**Activity:** Without reproducing any picture, copy the records word for word.

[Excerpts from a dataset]
+--
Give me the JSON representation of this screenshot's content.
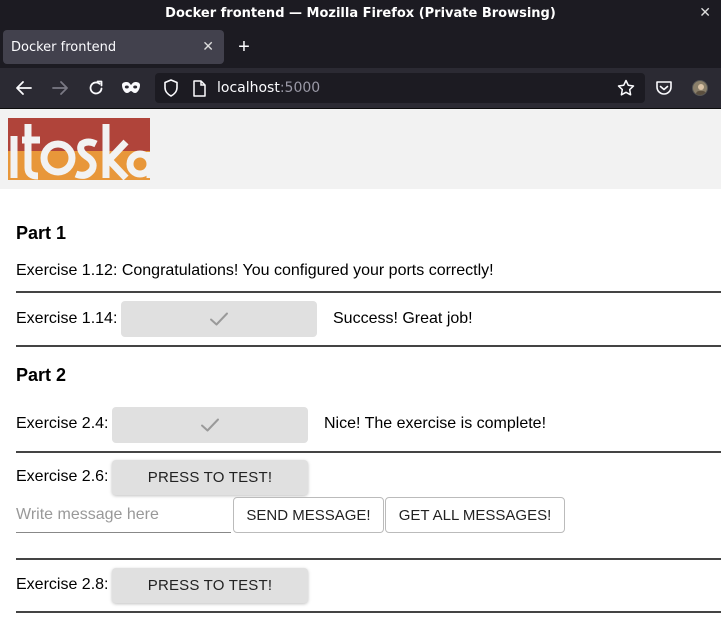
{
  "window": {
    "title": "Docker frontend — Mozilla Firefox (Private Browsing)",
    "close_glyph": "✕"
  },
  "tabs": [
    {
      "label": "Docker frontend",
      "close_glyph": "✕"
    }
  ],
  "newtab_glyph": "+",
  "navbar": {
    "url_host": "localhost",
    "url_port": ":5000",
    "icons": [
      "back-icon",
      "forward-icon",
      "reload-icon",
      "private-mask-icon",
      "shield-icon",
      "page-info-icon",
      "bookmark-star-icon",
      "pocket-icon",
      "account-avatar"
    ]
  },
  "logo": {
    "text": "itoska",
    "colors": {
      "top": "#b0443a",
      "bottom": "#e8973a"
    }
  },
  "part1": {
    "heading": "Part 1",
    "ex112": "Exercise 1.12: Congratulations! You configured your ports correctly!",
    "ex114_label": "Exercise 1.14:",
    "ex114_status": "Success! Great job!"
  },
  "part2": {
    "heading": "Part 2",
    "ex24_label": "Exercise 2.4:",
    "ex24_status": "Nice! The exercise is complete!",
    "ex26_label": "Exercise 2.6:",
    "ex26_button": "PRESS TO TEST!",
    "message_placeholder": "Write message here",
    "send_button": "SEND MESSAGE!",
    "get_all_button": "GET ALL MESSAGES!",
    "ex28_label": "Exercise 2.8:",
    "ex28_button": "PRESS TO TEST!"
  }
}
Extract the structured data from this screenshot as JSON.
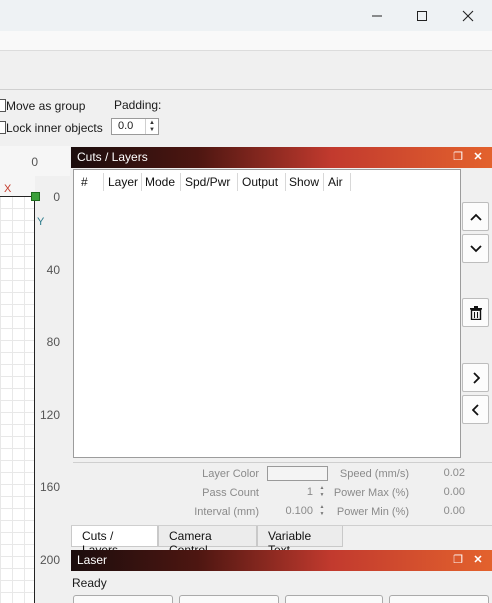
{
  "window": {
    "controls": {
      "minimize": "minimize-icon",
      "maximize": "maximize-icon",
      "close": "close-icon"
    }
  },
  "options": {
    "move_as_group": "Move as group",
    "lock_inner_objects": "Lock inner objects",
    "padding_label": "Padding:",
    "padding_value": "0.0"
  },
  "ruler": {
    "top_value": "0",
    "axis_x": "X",
    "axis_y": "Y",
    "marks": [
      "0",
      "40",
      "80",
      "120",
      "160",
      "200"
    ]
  },
  "cuts_panel": {
    "title": "Cuts / Layers",
    "columns": [
      "#",
      "Layer",
      "Mode",
      "Spd/Pwr",
      "Output",
      "Show",
      "Air"
    ],
    "rows": [],
    "side_buttons": [
      "move-up-icon",
      "move-down-icon",
      "delete-icon",
      "arrow-right-icon",
      "arrow-left-icon"
    ],
    "properties": {
      "layer_color_label": "Layer Color",
      "pass_count_label": "Pass Count",
      "pass_count_value": "1",
      "interval_label": "Interval (mm)",
      "interval_value": "0.100",
      "speed_label": "Speed (mm/s)",
      "speed_value": "0.02",
      "power_max_label": "Power Max (%)",
      "power_max_value": "0.00",
      "power_min_label": "Power Min (%)",
      "power_min_value": "0.00"
    },
    "tabs": [
      "Cuts / Layers",
      "Camera Control",
      "Variable Text"
    ],
    "active_tab": "Cuts / Layers"
  },
  "laser_panel": {
    "title": "Laser",
    "status": "Ready"
  },
  "colors": {
    "accent_gradient_start": "#1b0d0d",
    "accent_gradient_end": "#e3622d",
    "origin_marker": "#3aa03a"
  }
}
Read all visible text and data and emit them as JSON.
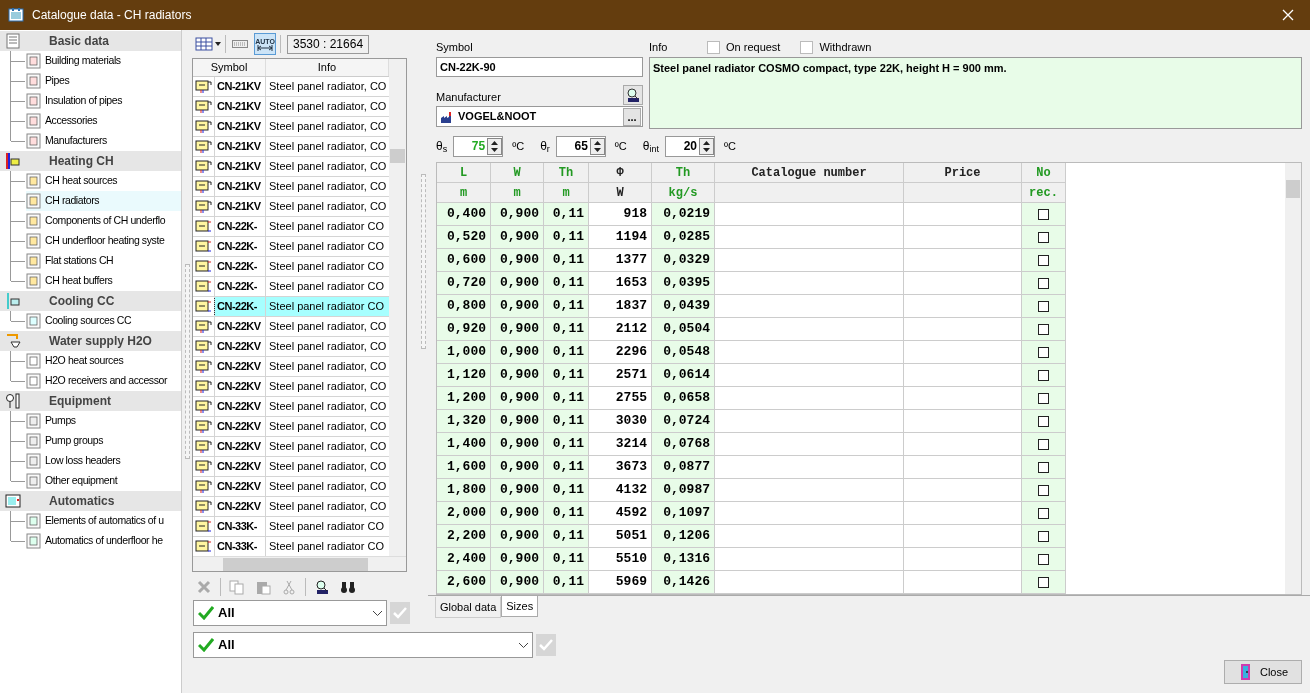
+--
**Response for this exercise:**
Give me the JSON representation of this screenshot's content.
{
  "window": {
    "title": "Docker frontend — Mozilla Firefox (Private Browsing)",
    "close_glyph": "✕"
  },
  "tabs": [
    {
      "label": "Docker frontend",
      "close_glyph": "✕"
    }
  ],
  "newtab_glyph": "+",
  "navbar": {
    "url_host": "localhost",
    "url_port": ":5000",
    "icons": [
      "back-icon",
      "forward-icon",
      "reload-icon",
      "private-mask-icon",
      "shield-icon",
      "page-info-icon",
      "bookmark-star-icon",
      "pocket-icon",
      "account-avatar"
    ]
  },
  "logo": {
    "text": "itoska",
    "colors": {
      "top": "#b0443a",
      "bottom": "#e8973a"
    }
  },
  "part1": {
    "heading": "Part 1",
    "ex112": "Exercise 1.12: Congratulations! You configured your ports correctly!",
    "ex114_label": "Exercise 1.14:",
    "ex114_status": "Success! Great job!"
  },
  "part2": {
    "heading": "Part 2",
    "ex24_label": "Exercise 2.4:",
    "ex24_status": "Nice! The exercise is complete!",
    "ex26_label": "Exercise 2.6:",
    "ex26_button": "PRESS TO TEST!",
    "message_placeholder": "Write message here",
    "send_button": "SEND MESSAGE!",
    "get_all_button": "GET ALL MESSAGES!",
    "ex28_label": "Exercise 2.8:",
    "ex28_button": "PRESS TO TEST!"
  }
}
Extract the structured data from this screenshot as JSON.
{
  "window": {
    "controls": {
      "minimize": "minimize-icon",
      "maximize": "maximize-icon",
      "close": "close-icon"
    }
  },
  "options": {
    "move_as_group": "Move as group",
    "lock_inner_objects": "Lock inner objects",
    "padding_label": "Padding:",
    "padding_value": "0.0"
  },
  "ruler": {
    "top_value": "0",
    "axis_x": "X",
    "axis_y": "Y",
    "marks": [
      "0",
      "40",
      "80",
      "120",
      "160",
      "200"
    ]
  },
  "cuts_panel": {
    "title": "Cuts / Layers",
    "columns": [
      "#",
      "Layer",
      "Mode",
      "Spd/Pwr",
      "Output",
      "Show",
      "Air"
    ],
    "rows": [],
    "side_buttons": [
      "move-up-icon",
      "move-down-icon",
      "delete-icon",
      "arrow-right-icon",
      "arrow-left-icon"
    ],
    "properties": {
      "layer_color_label": "Layer Color",
      "pass_count_label": "Pass Count",
      "pass_count_value": "1",
      "interval_label": "Interval (mm)",
      "interval_value": "0.100",
      "speed_label": "Speed (mm/s)",
      "speed_value": "0.02",
      "power_max_label": "Power Max (%)",
      "power_max_value": "0.00",
      "power_min_label": "Power Min (%)",
      "power_min_value": "0.00"
    },
    "tabs": [
      "Cuts / Layers",
      "Camera Control",
      "Variable Text"
    ],
    "active_tab": "Cuts / Layers"
  },
  "laser_panel": {
    "title": "Laser",
    "status": "Ready"
  },
  "colors": {
    "accent_gradient_start": "#1b0d0d",
    "accent_gradient_end": "#e3622d",
    "origin_marker": "#3aa03a"
  }
}
Read all visible text and data and emit them as JSON.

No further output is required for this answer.